Archbishop reflects on visit to Emmaus Homeless Community
Friday 22nd February 2008The Archbishops of Canterbury and York spent time during their joint visit to Cambridge looking at the Churches' response to homelessness by visiting the Emmaus Community in Landbeach.
The Emmaus Community at Landbeach is one of 14 centres in the UK that offers a home for up to thirty people who were formerly homeless which provides not only shelter but work in accordance with the principles of acceptance, sharing, working for others of greater need and self respect. Emmaus Communities enable people to move on from homelessness, providing work and a home in a supportive, family environment. Companions, as residents are known, work full time collecting renovating and reselling donated furniture.
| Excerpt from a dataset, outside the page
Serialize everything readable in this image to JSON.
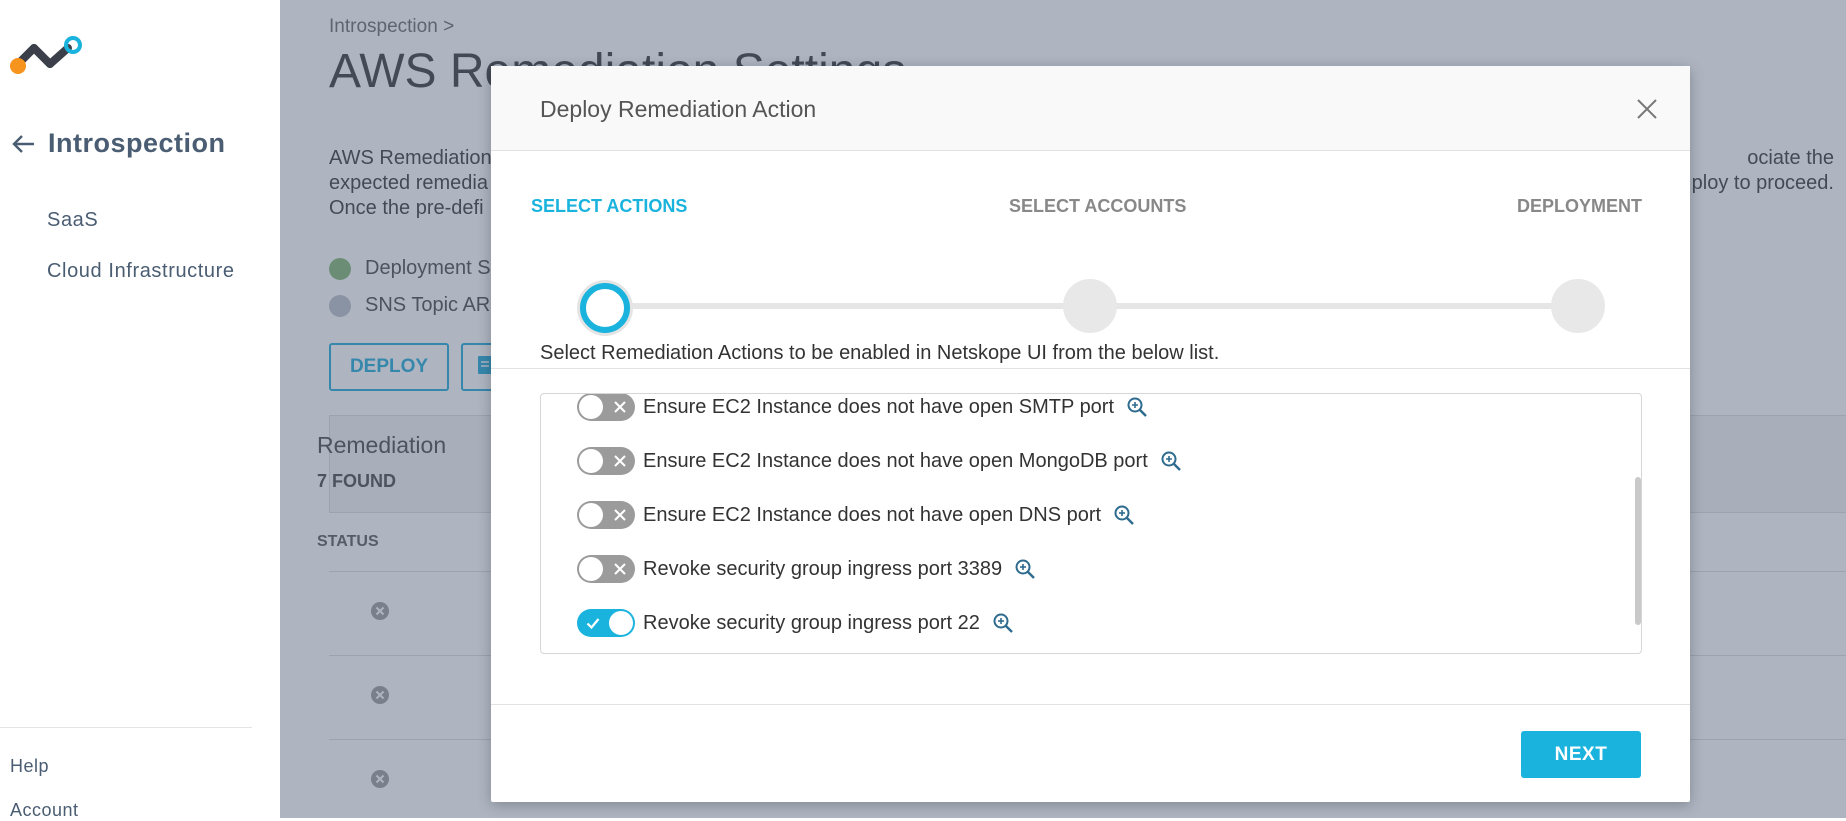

This work supports the Community financially and enables residents to develop skills and rebuild their self-respect.
Dr Williams reflected on the visit and on his concern for the very vulnerable in society saying, "I'm quite worried about what we see but also about the hidden elements in many cities where people are in vulnerable short-term accommodation and that's not always registered as homelessness, so people who do have a roof over their heads are still in some sense homeless because they have no security. And what's wonderful about this project, about Emmaus generally, is of course that it's not just a soup kitchen. As you can see, it actually gives people skills, it keeps them occupied, and it allows them to make a living which is ploughed back into the community life. And that sort of constructive work which gives people their dignity is hugely important I think".
When asked about the practicalities of engaging with vulnerable individuals on the edge of society Dr Williams said, "I think we start by not being frightened of them. We start by being willing to talk to them, ask their names and engage with them. And then, you know, projects like this give them a chance to show what they're capable of".